Data records ::

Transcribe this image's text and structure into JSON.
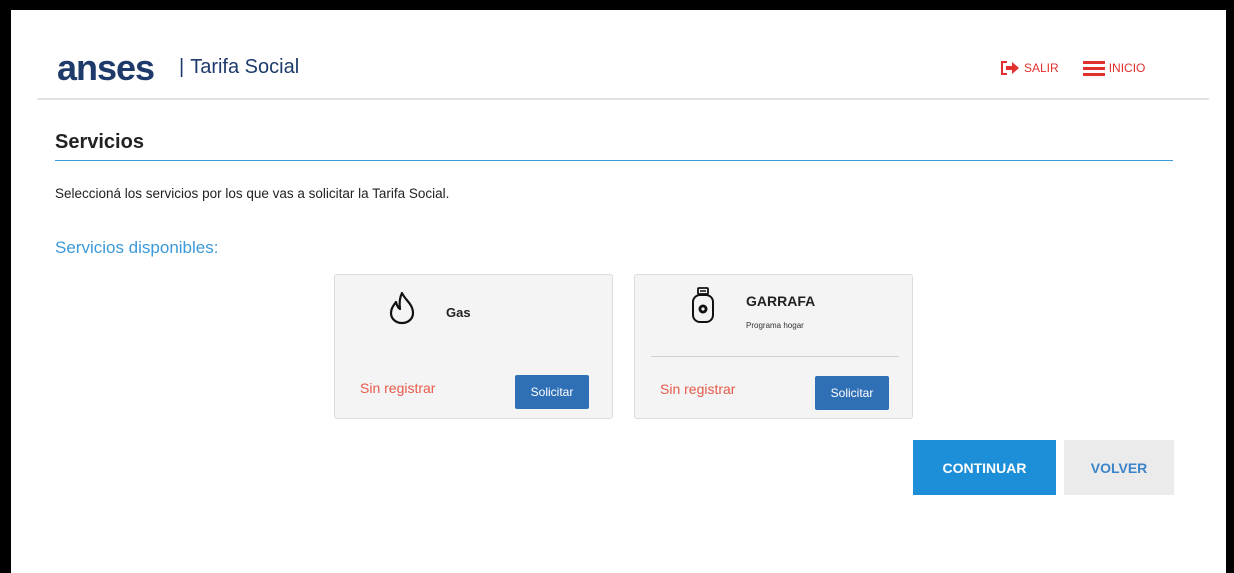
{
  "header": {
    "logo_text": "anses",
    "separator": "|",
    "app_title": "Tarifa Social",
    "salir_label": "SALIR",
    "inicio_label": "INICIO"
  },
  "section": {
    "title": "Servicios",
    "intro": "Seleccioná los servicios por los que vas a solicitar la Tarifa Social.",
    "available_label": "Servicios disponibles:"
  },
  "services": [
    {
      "name": "Gas",
      "subtitle": "",
      "status": "Sin registrar",
      "button_label": "Solicitar",
      "icon": "flame-icon"
    },
    {
      "name": "GARRAFA",
      "subtitle": "Programa hogar",
      "status": "Sin registrar",
      "button_label": "Solicitar",
      "icon": "gas-cylinder-icon"
    }
  ],
  "actions": {
    "continue_label": "CONTINUAR",
    "back_label": "VOLVER"
  },
  "colors": {
    "brand_navy": "#1d3a6a",
    "accent_blue": "#3b9ad9",
    "status_red": "#e65a4a",
    "button_blue": "#2f6fb5",
    "primary_button": "#1d8fd8"
  }
}
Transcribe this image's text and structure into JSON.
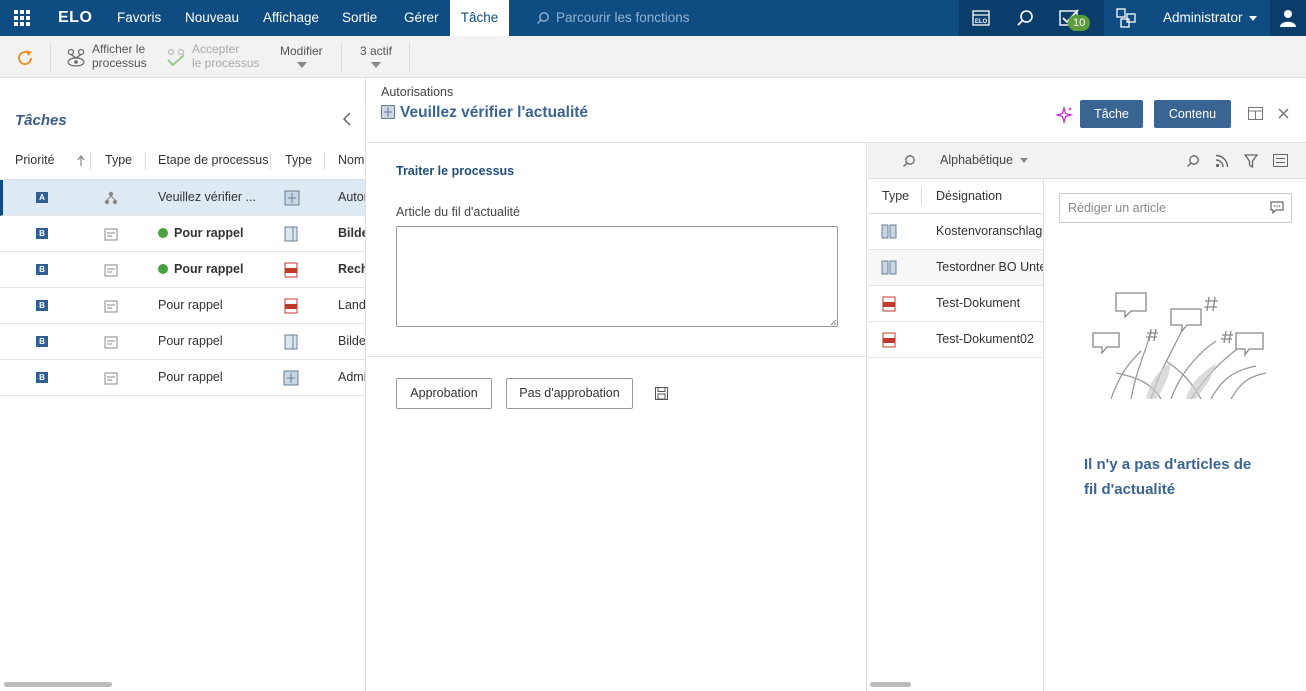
{
  "topbar": {
    "logo": "ELO",
    "menu": [
      "Favoris",
      "Nouveau",
      "Affichage",
      "Sortie",
      "Gérer",
      "Tâche"
    ],
    "active_menu": "Tâche",
    "search_placeholder": "Parcourir les fonctions",
    "tasks_badge": "10",
    "user": "Administrator"
  },
  "toolbar": {
    "refresh_icon": "refresh-icon",
    "show_process": [
      "Afficher le",
      "processus"
    ],
    "accept_process": [
      "Accepter",
      "le processus"
    ],
    "modify": "Modifier",
    "active_count": "3 actif"
  },
  "tasks": {
    "title": "Tâches",
    "columns": [
      "Priorité",
      "Type",
      "Etape de processus",
      "Type",
      "Nom"
    ],
    "rows": [
      {
        "priority": "A",
        "step": "Veuillez vérifier ...",
        "name": "Autor",
        "bold": false,
        "dot": false,
        "selected": true
      },
      {
        "priority": "B",
        "step": "Pour rappel",
        "name": "Bilde",
        "bold": true,
        "dot": true,
        "selected": false
      },
      {
        "priority": "B",
        "step": "Pour rappel",
        "name": "Rech",
        "bold": true,
        "dot": true,
        "selected": false
      },
      {
        "priority": "B",
        "step": "Pour rappel",
        "name": "Land",
        "bold": false,
        "dot": false,
        "selected": false
      },
      {
        "priority": "B",
        "step": "Pour rappel",
        "name": "Bilde",
        "bold": false,
        "dot": false,
        "selected": false
      },
      {
        "priority": "B",
        "step": "Pour rappel",
        "name": "Admi",
        "bold": false,
        "dot": false,
        "selected": false
      }
    ]
  },
  "detail": {
    "breadcrumb": "Autorisations",
    "title": "Veuillez vérifier l'actualité",
    "task_button": "Tâche",
    "content_button": "Contenu"
  },
  "form": {
    "section_title": "Traiter le processus",
    "field_label": "Article du fil d'actualité",
    "field_value": "",
    "approve": "Approbation",
    "reject": "Pas d'approbation"
  },
  "documents": {
    "sort": "Alphabétique",
    "columns": [
      "Type",
      "Désignation"
    ],
    "rows": [
      "Kostenvoranschlag",
      "Testordner BO Unte",
      "Test-Dokument",
      "Test-Dokument02"
    ]
  },
  "feed": {
    "placeholder": "Rédiger un article",
    "empty_line1": "Il n'y a pas d'articles de",
    "empty_line2": "fil d'actualité"
  },
  "colors": {
    "brand": "#0f4c81",
    "accent_button": "#3a6592",
    "status_green": "#4aa03f",
    "refresh": "#e8952a",
    "ai_magenta": "#c02fd0"
  }
}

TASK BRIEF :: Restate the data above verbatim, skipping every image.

COMPLETED EXERCISE ::
Transcribe this image's text and structure into JSON.
{
  "header": {
    "logo_text": "anses",
    "separator": "|",
    "app_title": "Tarifa Social",
    "salir_label": "SALIR",
    "inicio_label": "INICIO"
  },
  "section": {
    "title": "Servicios",
    "intro": "Seleccioná los servicios por los que vas a solicitar la Tarifa Social.",
    "available_label": "Servicios disponibles:"
  },
  "services": [
    {
      "name": "Gas",
      "subtitle": "",
      "status": "Sin registrar",
      "button_label": "Solicitar",
      "icon": "flame-icon"
    },
    {
      "name": "GARRAFA",
      "subtitle": "Programa hogar",
      "status": "Sin registrar",
      "button_label": "Solicitar",
      "icon": "gas-cylinder-icon"
    }
  ],
  "actions": {
    "continue_label": "CONTINUAR",
    "back_label": "VOLVER"
  },
  "colors": {
    "brand_navy": "#1d3a6a",
    "accent_blue": "#3b9ad9",
    "status_red": "#e65a4a",
    "button_blue": "#2f6fb5",
    "primary_button": "#1d8fd8"
  }
}
Transcribe this image's text and structure into JSON.
{
  "topbar": {
    "logo": "ELO",
    "menu": [
      "Favoris",
      "Nouveau",
      "Affichage",
      "Sortie",
      "Gérer",
      "Tâche"
    ],
    "active_menu": "Tâche",
    "search_placeholder": "Parcourir les fonctions",
    "tasks_badge": "10",
    "user": "Administrator"
  },
  "toolbar": {
    "refresh_icon": "refresh-icon",
    "show_process": [
      "Afficher le",
      "processus"
    ],
    "accept_process": [
      "Accepter",
      "le processus"
    ],
    "modify": "Modifier",
    "active_count": "3 actif"
  },
  "tasks": {
    "title": "Tâches",
    "columns": [
      "Priorité",
      "Type",
      "Etape de processus",
      "Type",
      "Nom"
    ],
    "rows": [
      {
        "priority": "A",
        "step": "Veuillez vérifier ...",
        "name": "Autor",
        "bold": false,
        "dot": false,
        "selected": true
      },
      {
        "priority": "B",
        "step": "Pour rappel",
        "name": "Bilde",
        "bold": true,
        "dot": true,
        "selected": false
      },
      {
        "priority": "B",
        "step": "Pour rappel",
        "name": "Rech",
        "bold": true,
        "dot": true,
        "selected": false
      },
      {
        "priority": "B",
        "step": "Pour rappel",
        "name": "Land",
        "bold": false,
        "dot": false,
        "selected": false
      },
      {
        "priority": "B",
        "step": "Pour rappel",
        "name": "Bilde",
        "bold": false,
        "dot": false,
        "selected": false
      },
      {
        "priority": "B",
        "step": "Pour rappel",
        "name": "Admi",
        "bold": false,
        "dot": false,
        "selected": false
      }
    ]
  },
  "detail": {
    "breadcrumb": "Autorisations",
    "title": "Veuillez vérifier l'actualité",
    "task_button": "Tâche",
    "content_button": "Contenu"
  },
  "form": {
    "section_title": "Traiter le processus",
    "field_label": "Article du fil d'actualité",
    "field_value": "",
    "approve": "Approbation",
    "reject": "Pas d'approbation"
  },
  "documents": {
    "sort": "Alphabétique",
    "columns": [
      "Type",
      "Désignation"
    ],
    "rows": [
      "Kostenvoranschlag",
      "Testordner BO Unte",
      "Test-Dokument",
      "Test-Dokument02"
    ]
  },
  "feed": {
    "placeholder": "Rédiger un article",
    "empty_line1": "Il n'y a pas d'articles de",
    "empty_line2": "fil d'actualité"
  },
  "colors": {
    "brand": "#0f4c81",
    "accent_button": "#3a6592",
    "status_green": "#4aa03f",
    "refresh": "#e8952a",
    "ai_magenta": "#c02fd0"
  }
}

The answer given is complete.